Before anyone sets out to find financial freedom, they need to understand what that term means to them, as it is different for everyone. This definition can depend on your financial goals, both now and in the future. Do you want to retire or keep working? Do you want to travel? The financial strategies for each can be different, and it is better to know that now rather than later.
That’s why in this episode of the podcast I talk with Ross Stryker, the CEO of Smart Asset Opportunities to get his thoughts on defining financial freedom, “Finding Your Why,” and making the right plan for it now.
For those in their 50s and early 60s, planning for retirement has a different, more immediate feel. For millennials, it’s starting to save for it; for those further on in life, it’s figuring out its implementation. A lot of decisions have to be made, including the downsizing of your home, especially if you’re an “empty nester.”
That’s why in this episode of the podcast I talk to Jeri McClenaghan-Ihde and Julie Whelan Capell, whose podcast, SeniorTopia, recently launched to talk about all things related to opportunities and challenges on the road to retirement. Every week they talk relocation, long-term care, housing options, wellbeing, dementia, end-of-life and more. However, in my discussions with them, we will talk about downsizing your home in retirement.

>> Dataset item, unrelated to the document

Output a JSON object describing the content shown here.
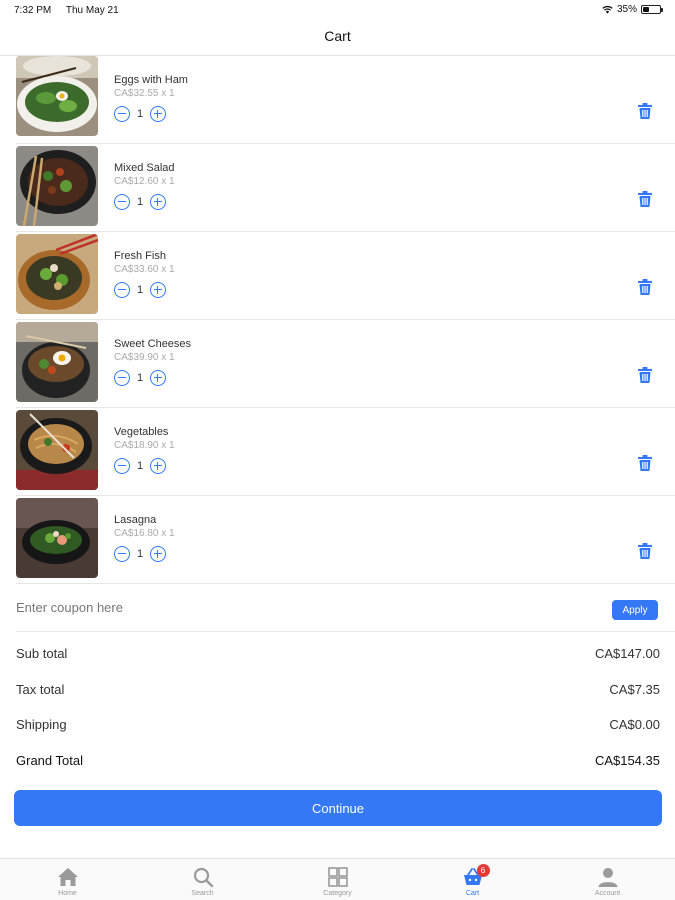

Financial planning and a good investment strategy, started as early as possible, is key to achieving financial freedom in retirement. The sooner you do it, the better off you are (and will be).
But many people start off doing this with no clear idea of what they are doing, which can really derail the train soon after it leaves the station. Out of ignorance, or listening to the wrong advice, people can cause serious problems for their retirement plans.
That is why in this episode of the podcast I talk to Lorraine Ell, of the company Better Money Decisions, to talk about what she sees as the Top 10 Mistakes People Make in Financial Planning and Investing.
Getting your financial house in order means cutting down on spending, living within your means, and staying within a budget. You need to reduce or cut out spending, while using your money wisely and for the right purpose.
In many ways, this is like going on a diet, but instead of cutting calories, you are cutting spending (dollars), and instead of eating the right foods, you are putting your money in the right places.
That is why in this episode of the podcast I talk with a personal finance expert who actually coined the term, The Financial Diet, through her blog and YouTube channel. Her advice goes beyond finances to discussions about lifestyle and mindset, and I encourage you to listen to what she has to say.
A major part of any effort to attain financial freedom is establishing and maintaining a good credit score. It can make the difference not only in whether you get a loan, but the interest rate that you will pay if you do. It can also decide many times whether you will get a particular job or affordable car insurance.
But how can you work to establish and maintain good credit if you don’t know how it works? How can you increase your credit score if you don’t know what goes into it? That’s why in this episode of the podcast I talk about credit reports, credit scores, what they reflect, and what you need to do to maximize it and maintain it!
In this episode, you will learn:
Starting a new year, to a lot of people, means starting fresh. One popular new year’s resolution, in fact, is getting one’s financial house in order. The first step to doing that is to have a budget, so that you will know at the outset whether you are living within your means or overspending. But is there more than one way to budget, and if so, what are they and which one is best for me?
That is why in this episode of the podcast I talk about the five budget types discussed in Erin Lowry’s book, Broke Millennial: Stop Scraping By and Get Your Financial Life Together. Discover which budget will do the job for you this year, so that you can take that essential first step towards financial freedom.